Kim Kardashian wants her fans to know that she’s sorry. But not, like, really sorry. In an Instagram post on April 14th, she posted a photo of herself holding a photo of a post she made last August, when she promoted the prescription drug Diclegis—without including any fair balance safety information. At the time, the FDA sent a warning letter to Diclegis’ maker, Duchesnay, and the brand removed the post from Instagram.

The media attention that surrounded the initial promotion and warning letter seemed like it might have a chilling effect on pharma brands experimenting in the social influencer space. However, now that Kim’s back at it again with a tongue-in-cheek post reminding users of the product (this time, with fair balance), it sets the stage for other brands to make their mark as well. The new post has Kardashian levels of engagement, with a little more than 800k likes and thousands of comments. And while some of the fans complain that the lengthy safety information is stiff sounding and corporate, many others are sharing their positive experiences with Diclegis as well.

These positive comments show the pharma industry what the CPG industry has known for years, that influencer marketing done right can make a big splash. Just ask Gap, whose Styld.by campaign generated thousands of impressions through simple posts by bloggers, models, and other celebrities wearing the brand. You can also look at Arby’s, whose lighthearted partnership with Jon Stewart helped establish themselves as a brand with a sense of humor (they kicked off the partnership with a public tweet telling Stewart he was welcome to come work for them after he ended his stint at The Daily Show).

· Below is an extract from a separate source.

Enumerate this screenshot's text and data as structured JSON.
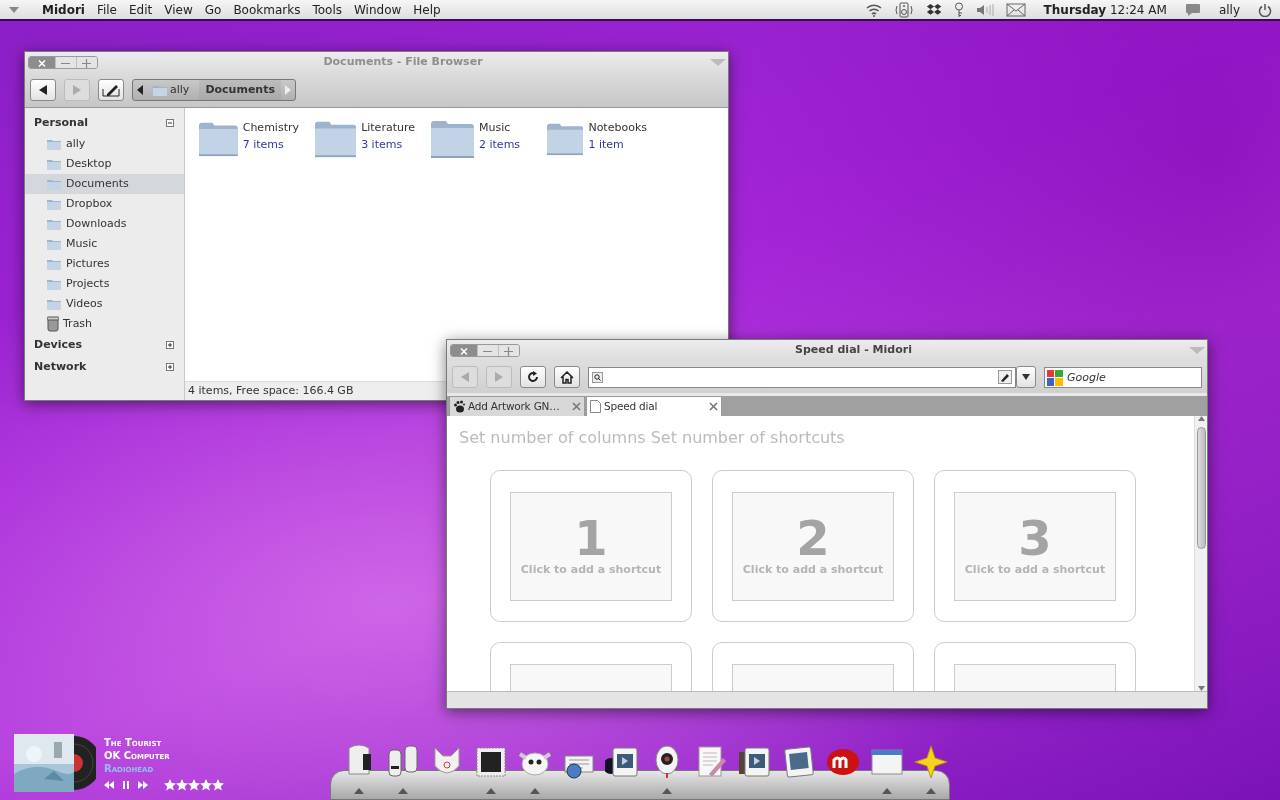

Of course, pharmaceutical products are much more complex than cardigans or roast beef sandwiches. But even highly regulated industries with complicated products have been able to successfully leverage influencer marketing. Last year, TD Ameritrade’s “Human Finance Project” empowered the financial advisors who work for the company to use their own social networks to promote the brand. The campaign began by showcasing a handful of professional interviews of employees talking about their passion for helping customers. Now, they’re encouraging all advisors to share their stories using a branded hashtag. These influencers don’t have millions of social followers, but they’ve nevertheless been able to reach a large and personal audience with a branded story.

This small-scale influencer marketing lines up perfectly with the goals of pharma marketers, whose brands may not need to reach the number of targets achieved by a Kardashian post and whose budgets may not have millions of dollars for social influencer promotion that Gap does.

Fortunately, there has been a recent proliferation of small-scale influencer platforms that aim to connect brands with influencers in a cost-effective way. Shoutcart, a self-service platform similar to Adwords, can help users get started for a minimum $50 ad buy. And Famebit, a video-based influencer platform acquired by Google last year, is set up as a “democratized marketplace” where endorsements start at only $100.

Now that social influencer marketing is affordable and accessible for our industry, it’s time for pharma marketers to start testing the waters. But before adding it to our latest brand plans, we should keep in mind several key principles:

  1. Match the content to the right influencers. Extensive social listening and other research can help determine if an influencer is the right fit for your brand.
  2. Make sure the voice is authentic. Even Instagram-superstar Kim K got some flak for how stiff the fair balance sounded in her last post. Some of this is impossible to avoid, but it’ll be key to keep as much of the posts as possible in a natural voice.
  3. Keep it compliant. After “Diclegisgate” last year, brands should make absolutely sure they’re including all of the key information from a regulatory perspective, but it’s also important to keep in mind that influencers should disclose that posts are sponsored in a clear and meaningful way.
  4. And lastly: keep it transparent. Just last week, the FTC sent 90 letters to Instagram celebs reminding them to “clearly and conspicuously” note when posts are sponsored—not by burying “#sp” or “#partner” in a sea of hashtags.